GUS FORD'S FUNERAL
This article about Gus Ford's 1948 funeral,
from the Dallas Daily Times Herald,* demonstrates
the interrelationship of several pioneer families
from northwest Dallas County, Texas.
Bracketed matter has been added.
Ford Funeral Shows
Reverence for Past
By Douglas Hawley
Americans have high regard for their antecedents—the founding fathers and those pioneers who have preceded present generations. Dallas County, as evidenced by its Historical Society, its Pioneers Association, the Half Century Club and other organizations, also has due appreciation of those who have gone before.
Were testimony lacking, it might have been in ample evidence at a funeral service recently. Scores of scions of the county's first families attended the last rites for the late Gus L. Ford, lineal descendant of the Webbs and Hughes. His interment took place in the Daniel family burying ground, located on the former farm property of another group of pioneering folk. The plot is now located at the end of Milton St., on Hillcrest Ave.
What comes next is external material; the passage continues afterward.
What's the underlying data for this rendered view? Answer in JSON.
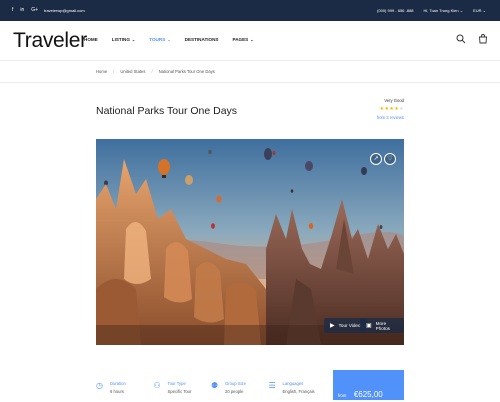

After checking up on the promising land, he returned to his native Missouri. Then came John Cochran, a brother-in-law, in 1843, to be followed by Isaac Webb on his second and final trek in the same year.
They were followed by the Hughes—natives of Virginia, but coming to Texas from Murray [sic; probably Maury County] County, Tennessee. There were seven sisters and a brother. With them, the pioneer Webb, Cochran, Hughes, Knight, Record, Williams, Bachman and Dennis families came into being.
Mary Hughes was Mrs. Isaac Webb. Nancy Jane Hughes was Mrs. William Cochran. Sarah was Mrs. Tom Williams, whose husband taught the county's first school. Alice [sic; usually known as Amanda] was Mrs. George Record; Strena [sic; usually spelled Serena] Caroline, Mrs. Obadiah Knight; Margaret, Mrs. John Bachman; Letitia, Mrs. Levy Dennis. The brother's name was William. And, he was very well known, even to just a few years ago, as "Uncle Buck."
Dallas county's first Methodist church was organized in 1846 in the log-cabin home of Isaac Webb. Webb and William Cochran were among the first county officials after Dallas County was organized.
In the Daniel burying ground, as Gus Ford was laid to rest, there was to be observed the graves of five generations, and also a stone for a family servant of pre-emancipation times. Close to that of her father, was the tiny grave of Margaret Ann Ford, who died in infancy.
*Dallas Daily Times Herald, Dallas, Tex., 1 Feb 1948, sec. VI, p. 1, cols. 2-3, continued at sec. VI, p. 6, col. 1.